When Albie’s mum dies, it’s natural he should wonder where she’s gone. His parents are both scientists and they usually have all the answers. Dad mutters something about Albie’s mum being alive and with them in a parallel universe. So Albie finds a box, his mum’s computer and a rotting banana, and sends himself through time and space to find her…
If you’re looking for a kidlit book that tackles grief in a fresh, moving and ultimately mature way, look no further than The Many Worlds of Albie Bright. I don’t think I’ve been so emotionally affected by a middle grade book since A Monster Calls.

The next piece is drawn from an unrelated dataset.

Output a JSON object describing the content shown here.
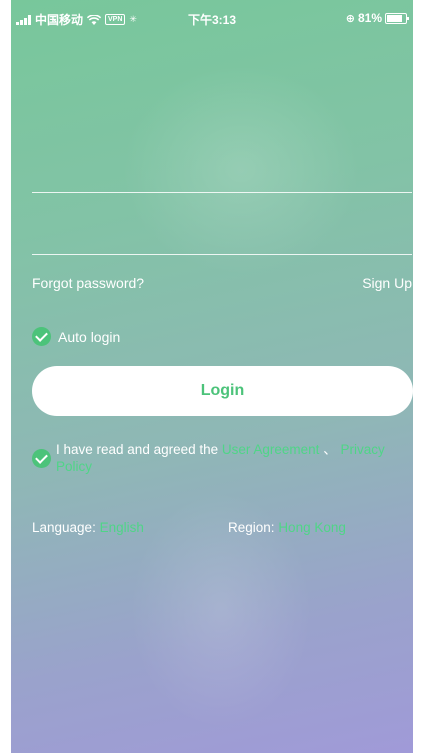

We meet Albie just after he loses his mum. It’s a difficult balance to introduce a main character with the added aspect of grief, but Christopher Edge manages to flesh out Albie as a person with wants and needs and a personality who just happens to be grieving. I really enjoyed Albie’s character–he was smart and introverted and brave.

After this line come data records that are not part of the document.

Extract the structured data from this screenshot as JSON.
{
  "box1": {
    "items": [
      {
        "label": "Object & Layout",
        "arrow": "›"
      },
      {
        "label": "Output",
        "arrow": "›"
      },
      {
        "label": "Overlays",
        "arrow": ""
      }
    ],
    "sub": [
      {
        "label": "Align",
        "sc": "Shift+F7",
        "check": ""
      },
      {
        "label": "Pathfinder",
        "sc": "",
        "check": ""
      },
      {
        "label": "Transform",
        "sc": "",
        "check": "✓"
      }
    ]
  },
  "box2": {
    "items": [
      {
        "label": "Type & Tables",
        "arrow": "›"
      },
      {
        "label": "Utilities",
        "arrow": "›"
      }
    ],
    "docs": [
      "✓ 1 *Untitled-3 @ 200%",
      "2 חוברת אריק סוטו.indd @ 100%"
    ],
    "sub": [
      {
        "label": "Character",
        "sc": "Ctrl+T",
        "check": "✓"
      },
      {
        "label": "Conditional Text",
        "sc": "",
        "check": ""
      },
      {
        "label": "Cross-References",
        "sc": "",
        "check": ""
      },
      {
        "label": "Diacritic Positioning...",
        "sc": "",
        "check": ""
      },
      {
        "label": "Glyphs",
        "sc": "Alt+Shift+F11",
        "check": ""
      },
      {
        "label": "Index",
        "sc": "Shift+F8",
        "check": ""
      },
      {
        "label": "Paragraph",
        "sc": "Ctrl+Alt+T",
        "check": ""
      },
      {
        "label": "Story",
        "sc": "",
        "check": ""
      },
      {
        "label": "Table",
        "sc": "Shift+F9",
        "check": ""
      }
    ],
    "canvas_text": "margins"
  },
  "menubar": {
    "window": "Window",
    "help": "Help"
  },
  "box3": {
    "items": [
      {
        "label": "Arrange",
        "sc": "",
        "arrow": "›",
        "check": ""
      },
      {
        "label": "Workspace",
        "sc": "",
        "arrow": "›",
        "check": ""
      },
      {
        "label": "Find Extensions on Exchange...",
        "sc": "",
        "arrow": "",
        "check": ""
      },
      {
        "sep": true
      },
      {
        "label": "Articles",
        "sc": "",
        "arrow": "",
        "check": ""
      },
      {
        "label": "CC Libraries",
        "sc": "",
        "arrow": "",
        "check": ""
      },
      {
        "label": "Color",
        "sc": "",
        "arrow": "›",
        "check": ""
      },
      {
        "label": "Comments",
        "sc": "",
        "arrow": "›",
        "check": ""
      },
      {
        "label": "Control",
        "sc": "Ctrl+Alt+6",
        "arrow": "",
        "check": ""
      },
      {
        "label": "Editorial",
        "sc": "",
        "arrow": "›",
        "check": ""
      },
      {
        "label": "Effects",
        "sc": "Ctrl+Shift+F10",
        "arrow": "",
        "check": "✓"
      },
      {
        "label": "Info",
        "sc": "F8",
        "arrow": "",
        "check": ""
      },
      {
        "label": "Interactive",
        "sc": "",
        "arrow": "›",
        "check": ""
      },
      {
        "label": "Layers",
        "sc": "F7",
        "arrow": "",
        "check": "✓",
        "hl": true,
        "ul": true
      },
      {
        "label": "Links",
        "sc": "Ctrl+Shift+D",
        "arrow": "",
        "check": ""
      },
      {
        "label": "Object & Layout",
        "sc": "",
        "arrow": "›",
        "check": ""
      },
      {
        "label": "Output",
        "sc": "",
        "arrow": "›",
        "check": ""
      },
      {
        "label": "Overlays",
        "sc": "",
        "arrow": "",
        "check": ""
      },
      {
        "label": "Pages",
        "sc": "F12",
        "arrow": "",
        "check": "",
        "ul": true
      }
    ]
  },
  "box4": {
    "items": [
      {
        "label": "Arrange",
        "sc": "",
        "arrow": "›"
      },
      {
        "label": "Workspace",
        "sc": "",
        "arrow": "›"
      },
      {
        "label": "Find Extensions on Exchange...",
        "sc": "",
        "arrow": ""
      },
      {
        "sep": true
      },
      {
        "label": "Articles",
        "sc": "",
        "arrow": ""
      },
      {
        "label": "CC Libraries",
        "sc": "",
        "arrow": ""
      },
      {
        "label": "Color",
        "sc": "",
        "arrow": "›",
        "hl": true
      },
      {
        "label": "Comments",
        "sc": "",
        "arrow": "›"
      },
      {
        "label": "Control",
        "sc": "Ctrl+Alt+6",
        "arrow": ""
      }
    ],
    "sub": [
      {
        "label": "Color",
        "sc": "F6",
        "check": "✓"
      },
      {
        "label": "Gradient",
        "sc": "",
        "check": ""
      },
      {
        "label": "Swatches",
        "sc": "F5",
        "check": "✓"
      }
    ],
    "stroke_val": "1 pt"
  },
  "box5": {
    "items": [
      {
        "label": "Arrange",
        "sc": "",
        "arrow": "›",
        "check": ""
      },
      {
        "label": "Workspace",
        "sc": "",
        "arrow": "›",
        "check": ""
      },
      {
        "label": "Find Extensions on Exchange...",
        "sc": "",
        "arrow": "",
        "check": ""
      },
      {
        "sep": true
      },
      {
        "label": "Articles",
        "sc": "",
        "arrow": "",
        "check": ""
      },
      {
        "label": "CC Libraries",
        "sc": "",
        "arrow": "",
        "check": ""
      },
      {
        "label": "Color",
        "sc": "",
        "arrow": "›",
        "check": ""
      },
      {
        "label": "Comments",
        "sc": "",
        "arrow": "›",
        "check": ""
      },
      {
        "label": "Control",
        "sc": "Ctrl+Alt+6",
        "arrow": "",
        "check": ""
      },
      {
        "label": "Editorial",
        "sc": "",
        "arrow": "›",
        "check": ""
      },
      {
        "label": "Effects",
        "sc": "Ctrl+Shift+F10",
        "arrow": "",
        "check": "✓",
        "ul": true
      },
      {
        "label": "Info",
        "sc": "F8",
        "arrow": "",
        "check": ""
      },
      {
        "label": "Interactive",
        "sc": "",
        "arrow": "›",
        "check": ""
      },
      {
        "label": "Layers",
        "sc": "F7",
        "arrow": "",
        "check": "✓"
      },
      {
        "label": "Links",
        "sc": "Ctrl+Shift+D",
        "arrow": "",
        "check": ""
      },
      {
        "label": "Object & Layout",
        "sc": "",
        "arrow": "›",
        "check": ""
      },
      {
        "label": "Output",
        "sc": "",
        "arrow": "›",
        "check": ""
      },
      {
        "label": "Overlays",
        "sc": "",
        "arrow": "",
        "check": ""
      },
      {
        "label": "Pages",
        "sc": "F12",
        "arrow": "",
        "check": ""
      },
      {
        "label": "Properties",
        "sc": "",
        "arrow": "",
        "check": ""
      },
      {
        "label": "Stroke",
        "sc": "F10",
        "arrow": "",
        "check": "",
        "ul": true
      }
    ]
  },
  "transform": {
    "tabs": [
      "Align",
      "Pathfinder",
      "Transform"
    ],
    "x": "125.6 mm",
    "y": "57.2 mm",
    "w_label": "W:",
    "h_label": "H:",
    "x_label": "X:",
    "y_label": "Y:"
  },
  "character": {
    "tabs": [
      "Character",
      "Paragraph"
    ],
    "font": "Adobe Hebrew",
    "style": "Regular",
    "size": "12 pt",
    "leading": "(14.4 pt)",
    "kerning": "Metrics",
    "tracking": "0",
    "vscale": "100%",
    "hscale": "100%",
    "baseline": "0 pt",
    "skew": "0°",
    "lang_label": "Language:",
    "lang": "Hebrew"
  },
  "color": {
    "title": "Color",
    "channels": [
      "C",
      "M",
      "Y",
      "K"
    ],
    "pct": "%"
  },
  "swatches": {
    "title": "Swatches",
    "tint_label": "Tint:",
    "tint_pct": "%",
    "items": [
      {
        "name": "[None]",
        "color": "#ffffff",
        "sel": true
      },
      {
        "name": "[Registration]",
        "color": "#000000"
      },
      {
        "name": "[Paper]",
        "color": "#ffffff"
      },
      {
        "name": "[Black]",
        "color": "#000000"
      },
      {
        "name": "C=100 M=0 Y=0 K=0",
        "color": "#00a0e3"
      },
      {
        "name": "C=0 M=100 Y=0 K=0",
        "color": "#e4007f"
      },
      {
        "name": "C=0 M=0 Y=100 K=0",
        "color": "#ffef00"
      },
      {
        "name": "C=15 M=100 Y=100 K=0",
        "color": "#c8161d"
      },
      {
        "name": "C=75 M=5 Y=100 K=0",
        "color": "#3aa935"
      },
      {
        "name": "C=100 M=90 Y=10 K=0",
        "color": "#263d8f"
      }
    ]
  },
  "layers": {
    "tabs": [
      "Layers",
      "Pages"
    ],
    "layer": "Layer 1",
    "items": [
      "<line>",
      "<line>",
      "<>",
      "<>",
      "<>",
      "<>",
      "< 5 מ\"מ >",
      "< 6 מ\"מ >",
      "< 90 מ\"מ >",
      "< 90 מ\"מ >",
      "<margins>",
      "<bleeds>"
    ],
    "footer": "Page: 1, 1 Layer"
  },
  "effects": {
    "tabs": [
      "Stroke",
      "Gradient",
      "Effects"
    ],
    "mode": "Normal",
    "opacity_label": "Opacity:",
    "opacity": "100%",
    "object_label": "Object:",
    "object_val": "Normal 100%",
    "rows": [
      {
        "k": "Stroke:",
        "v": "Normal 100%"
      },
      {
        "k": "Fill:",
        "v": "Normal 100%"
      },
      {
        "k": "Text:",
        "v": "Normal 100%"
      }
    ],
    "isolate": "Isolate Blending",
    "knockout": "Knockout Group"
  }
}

The tension between Albie, his dad, and his grandpa was palpable at the beginning of the book, and Christopher Edge captured the emotionally charged atmosphere perfectly. Albie’s feelings of being adrift, the distance from his dad and his classmates were also explored in a beautiful way.
I LOVED Albie’s solution to losing mum–finding her in a parallel universe. The science behind Albie’s ‘experiment’ was explained really well, and the adventures Albie got up to were funny and moving. I can’t say too much more about the plot because SPOILERS, but it was beautifully done, and the climax of the novel had me in floods of tears.

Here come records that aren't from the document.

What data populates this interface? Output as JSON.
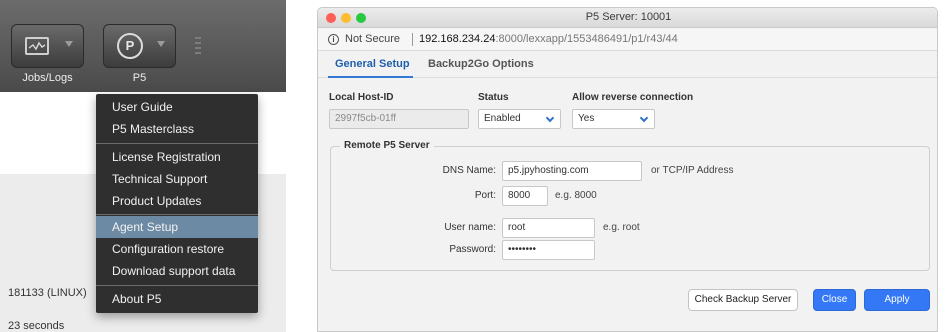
{
  "left_app": {
    "toolbar": {
      "jobs_label": "Jobs/Logs",
      "p5_label": "P5",
      "p5_icon_text": "P"
    },
    "status_lines": [
      "181133 (LINUX)",
      "23 seconds"
    ]
  },
  "p5_menu": {
    "items": [
      "User Guide",
      "P5 Masterclass",
      "License Registration",
      "Technical Support",
      "Product Updates",
      "Agent Setup",
      "Configuration restore",
      "Download support data",
      "About P5"
    ],
    "highlighted": "Agent Setup"
  },
  "window": {
    "title": "P5 Server: 10001",
    "address": {
      "security": "Not Secure",
      "info_icon": "i",
      "host": "192.168.234.24",
      "path": ":8000/lexxapp/1553486491/p1/r43/44"
    },
    "tabs": [
      "General Setup",
      "Backup2Go Options"
    ],
    "active_tab": "General Setup",
    "local_host_id": {
      "label": "Local Host-ID",
      "value": "2997f5cb-01ff"
    },
    "status": {
      "label": "Status",
      "value": "Enabled"
    },
    "reverse": {
      "label": "Allow reverse connection",
      "value": "Yes"
    },
    "remote": {
      "legend": "Remote P5 Server",
      "dns_label": "DNS Name:",
      "dns_value": "p5.jpyhosting.com",
      "dns_hint": "or TCP/IP Address",
      "port_label": "Port:",
      "port_value": "8000",
      "port_hint": "e.g. 8000",
      "user_label": "User name:",
      "user_value": "root",
      "user_hint": "e.g. root",
      "password_label": "Password:",
      "password_value": "••••••••"
    },
    "buttons": {
      "check": "Check Backup Server",
      "close": "Close",
      "apply": "Apply"
    }
  },
  "colors": {
    "menu_highlight": "#6d8aa5",
    "primary_button": "#3478f6",
    "active_tab": "#1e5fad"
  }
}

The Many Worlds of Albie Bright is a quick read that I found to be completely unputdownable. It was written in a beautifully, haunting way that tugged at my heart strings. The plot was compelling and original, and there were Back to the Future references, which just added another level of awesome to this story. Basically, this book rocked, and you should read it.